It’s hard not to hear the constant drumbeat of warnings about the economic pain that most businesses anticipate in 2023. I’ve seen countless stories about Silicon Valley companies laying off thousands of workers; these are the same corporate hotspots that used to lure eager workers with promises of onsite dog sitting, catered hot lunches, and zip slides to weekly wine tastings and flower arranging classes!
Leaders who balance optimism with clear-eyed “defensive pessimism” know when to be bold and when to be prudent. I’ve noticed that every single CEO I know or coach has told me about belt-tightening, pausing big projects, and declaring a moratorium on hiring in the last few months. They are also quick to ask me what I’m hearing from other CEOs in different industries and countries. These leaders aren’t content with just a few sources of knowledge to make decisions about their budgets and cash flow. They are constantly seeking guidance from trusted people because they don’t want to be rash, uninformed or naive when it comes to balancing necessary aggression with care when the global economy is shaky and the consumers are being fickle and unpredictable.
What can we learn from this tendency of elite leaders when it comes to how we can conduct ourselves in optimal ways? The leaders who last never allow their enthusiasm about current business success to blind them to the fact that a rainy day will eventually come, and that they will have to shift course and reinvent their products and teams. Jeff Bezos, founder of Amazon, has always led with the mindset that other companies are trying to “out-Amazon” them, so remaining lean and hungry helps them to avoid “frupidity” and stagnation.
Some of the biggest implosions in the corporate world have come when leaders have ignored important sales data, board advice and clear economic warning signs so that they could stubbornly follow their own “gut instinct” – something I call “stupid grit.” For example, Fuhu Electronics was a high-flying company that was once Inc. Magazine’s fastest-growing U.S. company for two years in a row before it imploded into bankruptcy and was bought by Mattel. The founders refused to set goals, look at financials or change marketing strategies even when tablet sales slowed and competitors were beating them at their own game.
Everyone needs to change course at times and stop spending money you don’t have, or diverge from a course of action that no longer fits your life. Where will you look for the guidance that will assist you, and which information will you pay attention to?
Here are some questions to help you cultivate “defensive pessimism”:
- Who has consistently had your back in life and been honest with you, even when you didn’t like what they had to say? Do you need to get his/her perspective on something right now?

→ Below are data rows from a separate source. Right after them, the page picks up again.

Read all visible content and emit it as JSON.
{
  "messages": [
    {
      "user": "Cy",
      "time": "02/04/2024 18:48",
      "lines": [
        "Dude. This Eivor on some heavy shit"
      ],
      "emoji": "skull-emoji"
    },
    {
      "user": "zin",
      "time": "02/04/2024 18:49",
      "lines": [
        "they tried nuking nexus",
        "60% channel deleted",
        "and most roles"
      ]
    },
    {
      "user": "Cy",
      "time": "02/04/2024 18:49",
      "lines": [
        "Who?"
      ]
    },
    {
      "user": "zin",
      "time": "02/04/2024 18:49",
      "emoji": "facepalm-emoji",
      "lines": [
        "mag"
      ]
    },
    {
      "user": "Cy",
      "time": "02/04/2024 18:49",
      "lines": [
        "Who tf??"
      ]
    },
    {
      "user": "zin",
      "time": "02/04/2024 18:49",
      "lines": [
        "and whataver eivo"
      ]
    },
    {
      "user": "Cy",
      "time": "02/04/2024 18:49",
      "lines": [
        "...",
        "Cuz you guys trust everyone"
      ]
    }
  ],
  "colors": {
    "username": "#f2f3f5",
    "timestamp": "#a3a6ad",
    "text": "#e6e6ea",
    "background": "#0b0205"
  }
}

- What is the most important information you need in order to keep going or pull the plug on something that is bothering you, and how can you get that knowledge?
- If you change nothing in your life right now, what is the most likely outcome of your current situation?
- Compare two times when you didn’t listen to people who warned you about something, and two times when you did. What did you learn from those interactions and how might they apply to your life now?